Returning briefly to the children’s scenes and the plot involving young actors, it is worth mentioning one more funny sequence. Namely, the one in which the film’s Tulsa McClean is asked to look after the several-month-old child of his friends, Ricky and Marly.

Few people today realize that little “Tiger” (to whom Elvis sings, among others, the charming lullaby “Big Boots”) was played in the film by… six babies! More specifically, Kerry Charles Ray and Terry Earl Ray, David Paul Rankin and Donald James Rankin, and Donald Clark Wise and David Clark Wise. ” Elvis Presley. Everyone thinks they know what he is like. Well, he’s not like that anymore! “, one of the newspapers at that time reported. “ He is no longer that hip-shaking symbol of the untamed beast residing in a seventeen-year-old chest. He returned from the army understanding, humble and caring. In ‘GIBlues’ by Hal Wallis and Paramount, his first film after coming out to civilian life, he appears in one scene with a child and some of his ‘buddies’. Elvis showed great interest in children aged 8 to 13 months, who played… one child in the film.

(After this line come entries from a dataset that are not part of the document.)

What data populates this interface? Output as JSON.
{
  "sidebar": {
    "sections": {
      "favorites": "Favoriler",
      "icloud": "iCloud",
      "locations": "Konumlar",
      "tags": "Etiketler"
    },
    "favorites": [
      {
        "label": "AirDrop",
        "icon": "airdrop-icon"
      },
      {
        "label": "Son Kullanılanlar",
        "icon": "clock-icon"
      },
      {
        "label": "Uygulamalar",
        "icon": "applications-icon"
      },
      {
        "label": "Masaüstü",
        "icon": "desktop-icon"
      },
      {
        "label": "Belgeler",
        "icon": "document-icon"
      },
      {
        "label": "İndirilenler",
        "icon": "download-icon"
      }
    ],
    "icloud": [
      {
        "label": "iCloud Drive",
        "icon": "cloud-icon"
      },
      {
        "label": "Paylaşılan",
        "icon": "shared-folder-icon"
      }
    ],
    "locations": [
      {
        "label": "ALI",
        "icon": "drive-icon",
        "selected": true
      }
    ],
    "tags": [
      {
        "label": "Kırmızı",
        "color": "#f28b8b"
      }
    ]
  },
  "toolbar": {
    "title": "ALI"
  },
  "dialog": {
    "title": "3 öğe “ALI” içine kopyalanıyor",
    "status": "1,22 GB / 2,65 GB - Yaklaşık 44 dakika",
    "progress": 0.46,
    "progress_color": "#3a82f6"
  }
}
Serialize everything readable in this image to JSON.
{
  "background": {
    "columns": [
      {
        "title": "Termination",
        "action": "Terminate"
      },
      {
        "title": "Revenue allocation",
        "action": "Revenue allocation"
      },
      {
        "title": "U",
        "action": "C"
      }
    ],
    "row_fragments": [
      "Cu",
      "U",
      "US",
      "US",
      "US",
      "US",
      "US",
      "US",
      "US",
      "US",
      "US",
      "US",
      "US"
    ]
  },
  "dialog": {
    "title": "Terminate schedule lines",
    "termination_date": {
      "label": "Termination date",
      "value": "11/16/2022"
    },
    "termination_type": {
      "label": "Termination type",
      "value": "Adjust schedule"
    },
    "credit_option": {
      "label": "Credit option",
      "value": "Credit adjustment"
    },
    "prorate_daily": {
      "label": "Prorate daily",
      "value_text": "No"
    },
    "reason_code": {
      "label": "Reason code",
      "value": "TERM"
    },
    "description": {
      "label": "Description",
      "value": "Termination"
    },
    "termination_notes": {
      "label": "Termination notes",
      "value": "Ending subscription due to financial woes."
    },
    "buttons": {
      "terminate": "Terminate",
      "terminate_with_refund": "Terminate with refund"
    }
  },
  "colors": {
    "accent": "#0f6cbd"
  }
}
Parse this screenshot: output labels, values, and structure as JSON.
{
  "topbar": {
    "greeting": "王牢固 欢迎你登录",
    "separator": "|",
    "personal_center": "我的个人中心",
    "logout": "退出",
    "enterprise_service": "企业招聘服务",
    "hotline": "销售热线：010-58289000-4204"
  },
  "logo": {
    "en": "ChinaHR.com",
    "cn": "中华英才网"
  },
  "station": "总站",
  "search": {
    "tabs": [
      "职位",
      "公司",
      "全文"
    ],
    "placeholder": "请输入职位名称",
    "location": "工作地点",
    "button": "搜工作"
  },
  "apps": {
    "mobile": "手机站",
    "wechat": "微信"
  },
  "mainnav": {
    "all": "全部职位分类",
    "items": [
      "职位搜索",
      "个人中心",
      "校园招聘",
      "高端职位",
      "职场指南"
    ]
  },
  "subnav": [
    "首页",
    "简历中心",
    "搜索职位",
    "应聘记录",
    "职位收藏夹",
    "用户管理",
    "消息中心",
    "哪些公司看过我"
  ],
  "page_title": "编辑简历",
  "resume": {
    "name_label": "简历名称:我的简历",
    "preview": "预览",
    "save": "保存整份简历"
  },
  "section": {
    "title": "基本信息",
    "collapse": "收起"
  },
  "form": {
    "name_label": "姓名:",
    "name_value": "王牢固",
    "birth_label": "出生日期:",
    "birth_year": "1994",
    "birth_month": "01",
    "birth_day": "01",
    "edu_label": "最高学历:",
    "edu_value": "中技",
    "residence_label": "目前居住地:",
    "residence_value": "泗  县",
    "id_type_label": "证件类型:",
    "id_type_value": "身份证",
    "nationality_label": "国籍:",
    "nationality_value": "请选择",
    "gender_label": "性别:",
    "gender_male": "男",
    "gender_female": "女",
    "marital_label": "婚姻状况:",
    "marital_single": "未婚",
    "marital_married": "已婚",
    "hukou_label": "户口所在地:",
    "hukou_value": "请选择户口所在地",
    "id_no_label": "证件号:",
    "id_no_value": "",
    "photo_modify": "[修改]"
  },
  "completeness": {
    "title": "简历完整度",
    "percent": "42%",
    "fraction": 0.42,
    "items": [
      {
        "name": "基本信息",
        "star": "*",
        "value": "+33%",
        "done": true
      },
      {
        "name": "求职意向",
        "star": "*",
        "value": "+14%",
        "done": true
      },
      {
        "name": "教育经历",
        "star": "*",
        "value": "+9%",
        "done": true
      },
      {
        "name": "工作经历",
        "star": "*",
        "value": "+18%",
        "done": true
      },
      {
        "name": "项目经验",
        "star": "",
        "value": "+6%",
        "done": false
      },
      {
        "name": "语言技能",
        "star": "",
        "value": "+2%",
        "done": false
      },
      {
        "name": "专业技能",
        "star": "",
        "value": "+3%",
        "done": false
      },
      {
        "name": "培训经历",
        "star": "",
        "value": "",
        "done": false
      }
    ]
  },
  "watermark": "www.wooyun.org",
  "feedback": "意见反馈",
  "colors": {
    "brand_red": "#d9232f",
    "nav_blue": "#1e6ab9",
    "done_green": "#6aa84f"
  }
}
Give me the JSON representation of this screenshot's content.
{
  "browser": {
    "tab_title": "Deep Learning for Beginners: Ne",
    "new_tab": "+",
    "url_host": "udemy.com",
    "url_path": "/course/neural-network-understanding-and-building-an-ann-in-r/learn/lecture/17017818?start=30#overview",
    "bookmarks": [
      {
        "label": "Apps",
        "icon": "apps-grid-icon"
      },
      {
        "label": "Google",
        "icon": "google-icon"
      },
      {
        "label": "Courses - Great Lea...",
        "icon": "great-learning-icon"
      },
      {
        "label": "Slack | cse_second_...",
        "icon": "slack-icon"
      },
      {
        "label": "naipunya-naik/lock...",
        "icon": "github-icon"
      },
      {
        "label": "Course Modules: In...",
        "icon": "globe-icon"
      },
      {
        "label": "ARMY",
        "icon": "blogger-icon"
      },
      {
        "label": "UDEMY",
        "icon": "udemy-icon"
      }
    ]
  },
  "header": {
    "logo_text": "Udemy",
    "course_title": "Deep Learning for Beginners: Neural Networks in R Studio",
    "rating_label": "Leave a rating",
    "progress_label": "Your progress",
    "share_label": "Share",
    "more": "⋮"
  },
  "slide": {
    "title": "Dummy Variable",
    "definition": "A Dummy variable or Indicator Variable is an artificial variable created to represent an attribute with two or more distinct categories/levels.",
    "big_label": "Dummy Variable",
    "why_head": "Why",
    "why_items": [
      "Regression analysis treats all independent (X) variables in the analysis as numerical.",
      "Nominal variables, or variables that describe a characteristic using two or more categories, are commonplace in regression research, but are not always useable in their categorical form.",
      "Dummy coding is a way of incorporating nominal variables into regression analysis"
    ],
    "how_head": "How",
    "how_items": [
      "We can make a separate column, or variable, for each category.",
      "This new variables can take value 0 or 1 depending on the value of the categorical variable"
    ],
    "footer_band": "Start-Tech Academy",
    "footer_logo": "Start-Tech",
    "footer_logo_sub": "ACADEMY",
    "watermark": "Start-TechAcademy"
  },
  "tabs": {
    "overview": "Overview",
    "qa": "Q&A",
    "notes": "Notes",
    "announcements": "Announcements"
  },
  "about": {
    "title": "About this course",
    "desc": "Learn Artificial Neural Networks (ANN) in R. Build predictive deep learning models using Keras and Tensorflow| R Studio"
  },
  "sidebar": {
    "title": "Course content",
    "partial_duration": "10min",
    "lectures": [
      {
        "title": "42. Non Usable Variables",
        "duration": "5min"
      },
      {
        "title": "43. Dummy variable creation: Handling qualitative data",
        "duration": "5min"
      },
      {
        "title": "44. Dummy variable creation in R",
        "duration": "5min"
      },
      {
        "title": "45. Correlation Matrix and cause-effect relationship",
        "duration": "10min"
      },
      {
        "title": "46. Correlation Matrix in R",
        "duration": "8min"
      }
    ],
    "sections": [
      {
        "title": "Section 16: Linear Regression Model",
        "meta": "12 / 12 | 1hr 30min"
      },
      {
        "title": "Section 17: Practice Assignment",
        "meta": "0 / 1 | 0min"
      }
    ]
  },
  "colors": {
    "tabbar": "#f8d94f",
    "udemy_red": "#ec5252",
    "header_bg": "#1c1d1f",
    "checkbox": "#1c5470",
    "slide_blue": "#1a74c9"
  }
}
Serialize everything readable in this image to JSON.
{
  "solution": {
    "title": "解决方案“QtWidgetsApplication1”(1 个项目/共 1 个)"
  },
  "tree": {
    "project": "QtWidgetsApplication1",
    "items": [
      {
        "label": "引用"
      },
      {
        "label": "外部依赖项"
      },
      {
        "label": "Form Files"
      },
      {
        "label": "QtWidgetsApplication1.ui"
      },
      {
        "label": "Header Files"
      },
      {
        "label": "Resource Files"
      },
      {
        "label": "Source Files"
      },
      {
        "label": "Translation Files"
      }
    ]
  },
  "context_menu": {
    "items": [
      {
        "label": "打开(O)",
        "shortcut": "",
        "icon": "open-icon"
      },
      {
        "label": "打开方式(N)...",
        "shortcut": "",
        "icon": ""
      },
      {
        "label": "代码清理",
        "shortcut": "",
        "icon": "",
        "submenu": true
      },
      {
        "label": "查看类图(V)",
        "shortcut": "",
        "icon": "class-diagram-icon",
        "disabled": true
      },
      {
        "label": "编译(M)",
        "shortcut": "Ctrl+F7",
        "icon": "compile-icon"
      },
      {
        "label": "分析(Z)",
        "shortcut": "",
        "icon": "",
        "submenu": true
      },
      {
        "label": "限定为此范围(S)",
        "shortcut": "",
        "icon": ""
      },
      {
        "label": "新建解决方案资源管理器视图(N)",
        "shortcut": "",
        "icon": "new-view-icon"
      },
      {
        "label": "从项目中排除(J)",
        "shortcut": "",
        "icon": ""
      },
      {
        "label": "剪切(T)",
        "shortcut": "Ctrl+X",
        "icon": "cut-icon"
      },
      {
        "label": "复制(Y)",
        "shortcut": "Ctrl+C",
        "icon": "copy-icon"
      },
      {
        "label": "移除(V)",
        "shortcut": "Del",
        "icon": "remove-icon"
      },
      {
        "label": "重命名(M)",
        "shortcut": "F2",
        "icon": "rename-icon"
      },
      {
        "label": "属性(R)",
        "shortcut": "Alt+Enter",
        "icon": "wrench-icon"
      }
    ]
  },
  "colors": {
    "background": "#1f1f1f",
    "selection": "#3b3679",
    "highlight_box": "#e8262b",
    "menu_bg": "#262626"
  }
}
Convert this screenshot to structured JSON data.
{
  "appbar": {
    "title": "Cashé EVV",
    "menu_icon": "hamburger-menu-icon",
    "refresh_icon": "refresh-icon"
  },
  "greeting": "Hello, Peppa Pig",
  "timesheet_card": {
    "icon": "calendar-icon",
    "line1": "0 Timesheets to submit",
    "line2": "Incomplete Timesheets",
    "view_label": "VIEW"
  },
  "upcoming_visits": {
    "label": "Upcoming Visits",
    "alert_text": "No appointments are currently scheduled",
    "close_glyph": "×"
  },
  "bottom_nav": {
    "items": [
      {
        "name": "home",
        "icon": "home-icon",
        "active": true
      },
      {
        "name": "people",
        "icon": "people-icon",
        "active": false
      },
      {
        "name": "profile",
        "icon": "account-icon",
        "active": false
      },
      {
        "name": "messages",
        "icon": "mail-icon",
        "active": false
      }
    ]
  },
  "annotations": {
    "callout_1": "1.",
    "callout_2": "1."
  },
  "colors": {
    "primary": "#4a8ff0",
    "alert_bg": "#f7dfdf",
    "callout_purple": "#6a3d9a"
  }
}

He even discovered that to make a baby start crying, all he had to do was run to a little pig and show him a bottle of milk. When you take it away from him, the baby immediately starts crying. However, it is much more difficult to achieve the opposite effect – a smiling or serious child. For this reason, and because California law limits a child’s working time on set to two hours a day, the director employed several body doubles. At the crucial moment, as soon as he noticed that the expression on one child’s face was closest to the one in the script, he took him to the set and thanks to that the scene could be shot .

The young actors were looked after by three dedicated nannies. Each of them received $22.05 for a day of work on the film set

Filming for the film “GI Blues” lasted until the end of June 1960. Shortly before their end, on June 7, i.e. exactly on the day when the scene with the song “Tonight Is So Right For Love” was shot, the film studio was visited by three Scandinavian princesses – Margrethe from Denmark (from 1972 Queen of Denmark, Margrethe II), Astrid Maud Ingeborg of Norway (sister of the current reigning King of Norway) and Margrethe of Sweden (sister of the King of Sweden).

” During a four-day tour of the West Coast, the princesses visited the set of Presley’s ‘GIBlues’ ,” reported the New York Times. ” Upon learning of their arrival, Elvis was even given the rules of protocol. ‘Is this another meeting with Their Majesties?’, the singer allegedly asked .

During their several-hour visit to Hollywood, the royals also attended Dean Martin’s birthday party, where, apart from Elvis, actresses Juliet Prowse and Shirley McClaine and producer Hal Wallis also appeared.

The official end of work on the film “GIBlues” was June 29, 1960, i.e. the day on which Paramount released Elvis from other duties and allowed him to return home.

That same day, Elvis, accompanied by his cousin Gene Smith, flew to St. Louis where he rented a car and returned to Memphis. He arrived at Graceland the next day around 3 p.m., and according to several sources, he spent that time in the company of his then-girlfriend, Anita Wood, his father, and his cousin, Gene Smith, who accompanied him on the trip.

  • King Bhumibol Adulyadej and Queen Sirikit Kitiyakara met Elvis on May 21, 1960

Article written and provided by Mariusz Ogieglo, EP Promised Land (Poland)

If you want to visit more articles about the life of Elvis Presley, enter the following Elvis Radio 24h link: Thanks TCB

We remind you that you can also listen to Elvis Radio 24 hours on your mobile phone by downloading our free applications for Android in the Play Store, and for  iPhone in your Apple Store Thank you very much!!…

Share your Love for Elvis Presley on Social Networks: